Paul allen

On April 10, 1998, just four days after the Wall Street Journal published an illustrated story about Paul Allen's purchase of Marcus Cable, artist Noli Novak updated the Journal's portrait of the bearded software entrepreneur. But before the hedcut ran, word came back: Allen had shaved. The situation was not unlike that greeting printmakers in 1860 who learned that Abraham Lincoln, President-elect of the United States, had suddenly grown a beard. Rather than attempting to add whiskers to a plate, however, Novak simply redrew Allen, basing her portrait on a photograph showing his new look: an open–collared shirt rather than a traditional suit, smaller glasses, hair brushed back, ring visible on his right hand.
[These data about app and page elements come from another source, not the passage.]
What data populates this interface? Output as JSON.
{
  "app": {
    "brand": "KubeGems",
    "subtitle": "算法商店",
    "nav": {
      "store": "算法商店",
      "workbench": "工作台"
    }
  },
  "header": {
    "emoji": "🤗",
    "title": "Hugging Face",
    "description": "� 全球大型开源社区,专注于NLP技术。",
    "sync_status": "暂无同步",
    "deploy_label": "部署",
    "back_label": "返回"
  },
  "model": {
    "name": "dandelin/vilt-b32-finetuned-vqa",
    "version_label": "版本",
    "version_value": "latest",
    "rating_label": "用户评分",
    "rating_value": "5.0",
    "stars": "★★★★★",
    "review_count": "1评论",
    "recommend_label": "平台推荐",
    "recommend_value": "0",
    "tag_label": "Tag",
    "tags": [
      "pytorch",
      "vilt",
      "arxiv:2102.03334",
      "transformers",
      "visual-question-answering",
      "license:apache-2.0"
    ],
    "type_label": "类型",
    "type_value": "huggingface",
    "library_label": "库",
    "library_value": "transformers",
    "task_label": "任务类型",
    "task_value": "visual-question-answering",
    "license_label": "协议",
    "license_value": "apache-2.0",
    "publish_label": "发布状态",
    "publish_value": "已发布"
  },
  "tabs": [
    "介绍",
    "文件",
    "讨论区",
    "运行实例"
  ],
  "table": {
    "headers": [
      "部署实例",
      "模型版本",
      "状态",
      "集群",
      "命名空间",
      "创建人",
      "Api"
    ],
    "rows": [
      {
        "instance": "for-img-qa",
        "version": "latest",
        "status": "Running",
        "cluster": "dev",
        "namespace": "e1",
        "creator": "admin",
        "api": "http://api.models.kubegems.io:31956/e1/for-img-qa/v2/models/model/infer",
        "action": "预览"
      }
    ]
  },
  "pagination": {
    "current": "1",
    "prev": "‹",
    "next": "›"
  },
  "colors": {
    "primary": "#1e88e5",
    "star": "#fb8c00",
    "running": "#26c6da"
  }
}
Growing up in a suburb of Seattle, Allen was first exposed to the potential of the computer as a ninth-grader at the Lakeside School when a group of mothers had a teletype machine connected to a remote mainframe installed. Together with his friend Bill Gates, Allen developed his interest in the machines at a local computer center. In 1971, during his first year at Washington State University, he and Gates developed a program to monitor traffic volume. Micro-Soft was born in 1975. The company quickly prospered and in 1980 received the opportunity to help develop the IBM PC, IBM's first personal computer.

Allen distanced himself from Microsoft in the early 1980s, after battling Hodgkin's disease. Since 1985, Allen, who retained his stock in Microsoft and a place on the company's board, has become involved with a wide variety of ventures, ranging from sports teams—the Seattle Seahawks and the Portland Trailblazers—to Ticketmaster, to the development of Interval Research, a technology think tank. The diversity of Allen's investments reflects his broad thinking about the future. As he explained in 1994 "The marriage of video technology, computer technology, and networking is . . . a sea change, where you try to ride the incredible wave that's coming . . . So you say, 'We're getting a whole new medium here; what can we really do that people haven't thought of in their individual areas?' . . . What wholly new applications and user interfaces and products and services can you deliver?"